BEGIN DATASET EXCERPTS
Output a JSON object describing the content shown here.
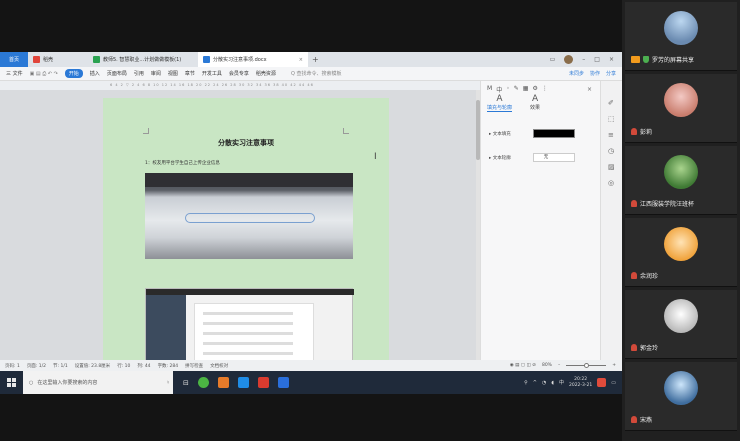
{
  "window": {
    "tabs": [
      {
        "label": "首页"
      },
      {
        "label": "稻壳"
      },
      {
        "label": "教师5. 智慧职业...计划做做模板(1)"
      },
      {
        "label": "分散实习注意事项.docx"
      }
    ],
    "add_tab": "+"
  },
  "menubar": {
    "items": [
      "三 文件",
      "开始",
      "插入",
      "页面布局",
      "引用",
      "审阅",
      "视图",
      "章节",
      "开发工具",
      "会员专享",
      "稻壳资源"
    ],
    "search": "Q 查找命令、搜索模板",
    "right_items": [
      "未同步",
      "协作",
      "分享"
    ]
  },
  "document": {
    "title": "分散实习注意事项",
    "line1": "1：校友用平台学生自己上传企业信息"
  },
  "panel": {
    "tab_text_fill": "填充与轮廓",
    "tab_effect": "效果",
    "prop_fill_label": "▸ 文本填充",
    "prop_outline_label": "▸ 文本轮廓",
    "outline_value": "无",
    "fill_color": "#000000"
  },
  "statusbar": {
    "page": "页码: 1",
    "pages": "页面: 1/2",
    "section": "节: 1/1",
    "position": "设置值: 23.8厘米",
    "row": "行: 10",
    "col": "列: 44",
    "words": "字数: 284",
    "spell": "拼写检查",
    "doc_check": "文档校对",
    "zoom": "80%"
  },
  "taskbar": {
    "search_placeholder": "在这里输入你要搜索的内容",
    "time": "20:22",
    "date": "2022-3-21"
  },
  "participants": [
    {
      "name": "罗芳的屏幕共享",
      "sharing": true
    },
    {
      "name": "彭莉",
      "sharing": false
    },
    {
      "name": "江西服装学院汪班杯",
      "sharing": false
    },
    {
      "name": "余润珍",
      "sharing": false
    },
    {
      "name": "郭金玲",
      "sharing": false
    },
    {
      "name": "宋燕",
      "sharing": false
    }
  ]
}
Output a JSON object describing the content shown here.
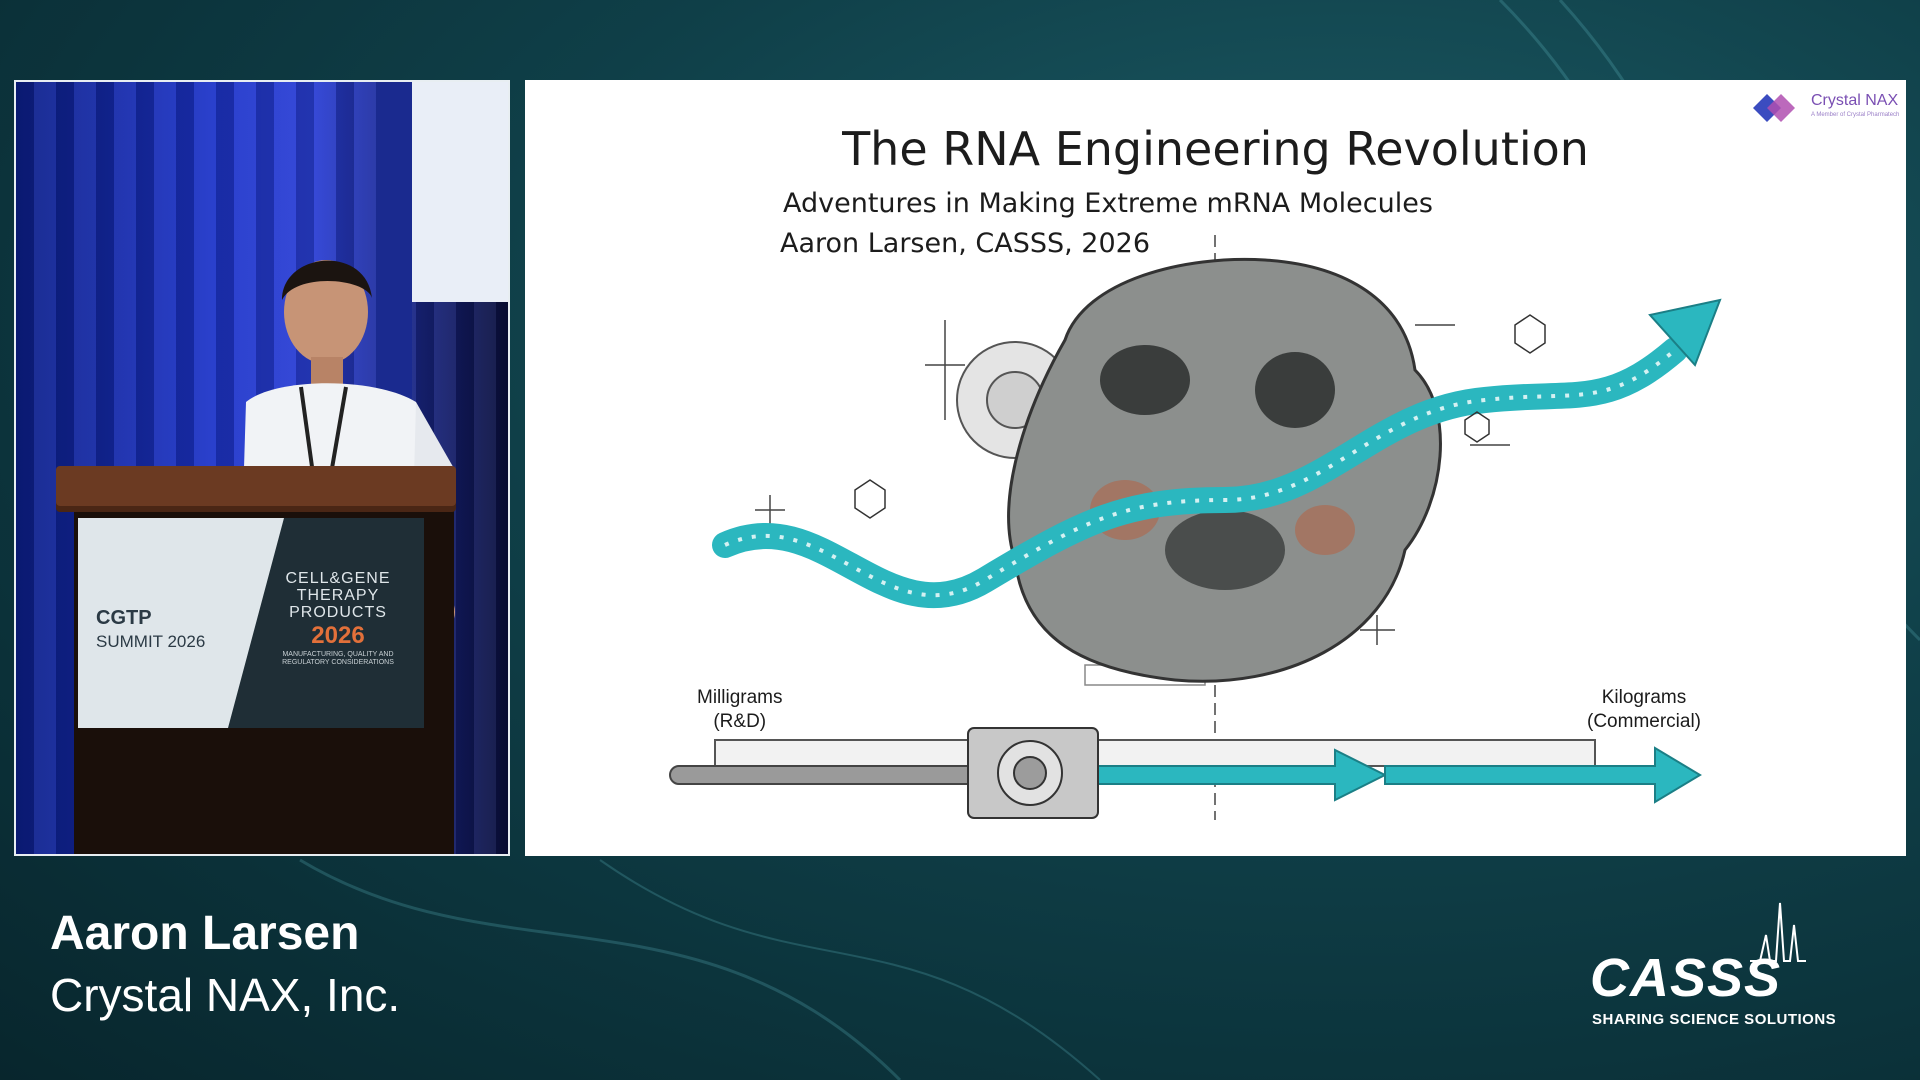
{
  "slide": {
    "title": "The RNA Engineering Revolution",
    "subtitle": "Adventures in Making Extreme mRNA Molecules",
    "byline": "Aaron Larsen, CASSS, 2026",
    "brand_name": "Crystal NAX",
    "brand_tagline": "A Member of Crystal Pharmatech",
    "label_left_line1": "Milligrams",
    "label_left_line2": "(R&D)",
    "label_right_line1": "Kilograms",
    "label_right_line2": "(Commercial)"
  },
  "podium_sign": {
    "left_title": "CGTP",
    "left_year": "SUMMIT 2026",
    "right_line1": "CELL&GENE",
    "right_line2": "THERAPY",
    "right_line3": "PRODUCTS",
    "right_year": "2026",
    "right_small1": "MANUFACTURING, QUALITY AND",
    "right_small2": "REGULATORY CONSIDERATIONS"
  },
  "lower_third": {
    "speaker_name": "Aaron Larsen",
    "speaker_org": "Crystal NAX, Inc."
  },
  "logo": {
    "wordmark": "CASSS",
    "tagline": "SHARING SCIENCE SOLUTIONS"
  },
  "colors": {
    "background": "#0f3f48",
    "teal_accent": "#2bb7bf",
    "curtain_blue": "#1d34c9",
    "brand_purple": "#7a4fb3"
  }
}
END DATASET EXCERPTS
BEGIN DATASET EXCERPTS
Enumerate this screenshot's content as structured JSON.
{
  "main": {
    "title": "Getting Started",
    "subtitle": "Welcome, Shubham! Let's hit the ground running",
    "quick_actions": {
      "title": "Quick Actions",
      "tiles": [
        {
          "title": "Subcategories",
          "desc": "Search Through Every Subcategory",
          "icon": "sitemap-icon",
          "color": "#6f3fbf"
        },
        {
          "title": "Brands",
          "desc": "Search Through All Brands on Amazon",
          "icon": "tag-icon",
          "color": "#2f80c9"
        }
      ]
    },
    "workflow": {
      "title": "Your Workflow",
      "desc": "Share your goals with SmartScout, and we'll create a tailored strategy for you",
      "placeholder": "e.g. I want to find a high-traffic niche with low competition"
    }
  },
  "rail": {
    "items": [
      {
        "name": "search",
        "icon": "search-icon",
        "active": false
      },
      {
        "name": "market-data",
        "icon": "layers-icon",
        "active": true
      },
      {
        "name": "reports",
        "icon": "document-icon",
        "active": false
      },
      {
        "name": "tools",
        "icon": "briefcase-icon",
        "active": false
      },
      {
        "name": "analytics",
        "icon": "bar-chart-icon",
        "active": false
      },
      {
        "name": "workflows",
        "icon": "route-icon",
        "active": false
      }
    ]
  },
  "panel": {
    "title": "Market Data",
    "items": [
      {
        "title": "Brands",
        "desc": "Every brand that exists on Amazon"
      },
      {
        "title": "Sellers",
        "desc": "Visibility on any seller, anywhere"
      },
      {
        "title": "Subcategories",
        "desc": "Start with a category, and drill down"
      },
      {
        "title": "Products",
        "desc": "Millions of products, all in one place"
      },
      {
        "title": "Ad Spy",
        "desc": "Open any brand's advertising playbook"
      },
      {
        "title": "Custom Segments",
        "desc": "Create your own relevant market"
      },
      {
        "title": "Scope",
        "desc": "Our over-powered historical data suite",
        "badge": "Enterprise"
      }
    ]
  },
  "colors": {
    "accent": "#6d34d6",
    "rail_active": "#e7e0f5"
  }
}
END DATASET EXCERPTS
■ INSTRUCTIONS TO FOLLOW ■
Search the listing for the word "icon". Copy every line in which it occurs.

■ SOLUTION TO THE EXERCISE ■
          "icon": "sitemap-icon",
          "icon": "tag-icon",
        "icon": "search-icon",
        "icon": "layers-icon",
        "icon": "document-icon",
        "icon": "briefcase-icon",
        "icon": "bar-chart-icon",
        "icon": "route-icon",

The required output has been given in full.